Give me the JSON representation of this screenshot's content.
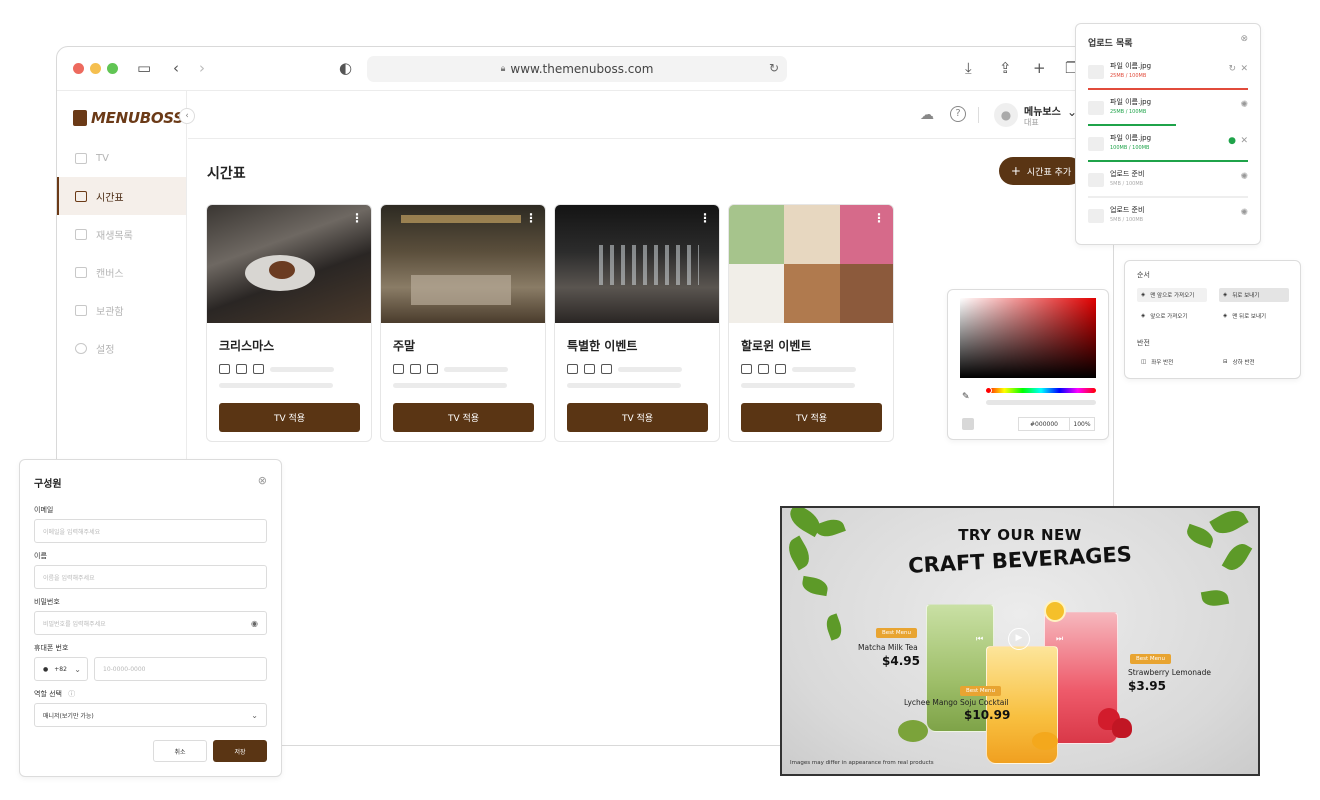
{
  "browser": {
    "url": "www.themenuboss.com",
    "traffic_colors": [
      "#ed6a5e",
      "#f5bf4f",
      "#61c554"
    ]
  },
  "brand": {
    "name": "MENUBOSS",
    "color": "#5a3514"
  },
  "sidebar": {
    "items": [
      {
        "label": "TV",
        "icon": "tv-icon",
        "active": false
      },
      {
        "label": "시간표",
        "icon": "calendar-icon",
        "active": true
      },
      {
        "label": "재생목록",
        "icon": "play-icon",
        "active": false
      },
      {
        "label": "캔버스",
        "icon": "canvas-icon",
        "active": false
      },
      {
        "label": "보관함",
        "icon": "archive-icon",
        "active": false
      },
      {
        "label": "설정",
        "icon": "gear-icon",
        "active": false
      }
    ]
  },
  "user": {
    "name": "메뉴보스",
    "role": "대표"
  },
  "page": {
    "title": "시간표",
    "add_button": "시간표 추가"
  },
  "schedules": [
    {
      "title": "크리스마스",
      "button": "TV 적용"
    },
    {
      "title": "주말",
      "button": "TV 적용"
    },
    {
      "title": "특별한 이벤트",
      "button": "TV 적용"
    },
    {
      "title": "할로윈 이벤트",
      "button": "TV 적용"
    }
  ],
  "upload": {
    "title": "업로드 목록",
    "items": [
      {
        "name": "파일 이름.jpg",
        "size": "25MB / 100MB",
        "progress": 1.0,
        "status": "error"
      },
      {
        "name": "파일 이름.jpg",
        "size": "25MB / 100MB",
        "progress": 0.55,
        "status": "uploading"
      },
      {
        "name": "파일 이름.jpg",
        "size": "100MB / 100MB",
        "progress": 1.0,
        "status": "done"
      },
      {
        "name": "업로드 준비",
        "size": "5MB / 100MB",
        "progress": 0,
        "status": "waiting"
      },
      {
        "name": "업로드 준비",
        "size": "5MB / 100MB",
        "progress": 0,
        "status": "waiting"
      }
    ]
  },
  "arrange": {
    "order_title": "순서",
    "order_buttons": [
      "맨 앞으로 가져오기",
      "뒤로 보내기",
      "앞으로 가져오기",
      "맨 뒤로 보내기"
    ],
    "flip_title": "반전",
    "flip_buttons": [
      "좌우 반전",
      "상하 반전"
    ]
  },
  "color_picker": {
    "hex": "#000000",
    "opacity": "100%"
  },
  "member_form": {
    "title": "구성원",
    "email_label": "이메일",
    "email_placeholder": "이메일을 입력해주세요",
    "name_label": "이름",
    "name_placeholder": "이름을 입력해주세요",
    "password_label": "비밀번호",
    "password_placeholder": "비밀번호를 입력해주세요",
    "phone_label": "휴대폰 번호",
    "country_code": "+82",
    "phone_placeholder": "10-0000-0000",
    "role_label": "역할 선택",
    "role_value": "매니저(보기만 가능)",
    "cancel": "취소",
    "save": "저장"
  },
  "promo": {
    "headline_1": "TRY OUR NEW",
    "headline_2": "CRAFT BEVERAGES",
    "items": [
      {
        "badge": "Best Menu",
        "name": "Matcha Milk Tea",
        "price": "$4.95"
      },
      {
        "badge": "Best Menu",
        "name": "Lychee Mango Soju Cocktail",
        "price": "$10.99"
      },
      {
        "badge": "Best Menu",
        "name": "Strawberry Lemonade",
        "price": "$3.95"
      }
    ],
    "disclaimer": "Images may differ in appearance from real products"
  }
}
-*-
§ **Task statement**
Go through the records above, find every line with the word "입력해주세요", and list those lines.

§ **Reply**
    "email_placeholder": "이메일을 입력해주세요",
    "name_placeholder": "이름을 입력해주세요",
    "password_placeholder": "비밀번호를 입력해주세요",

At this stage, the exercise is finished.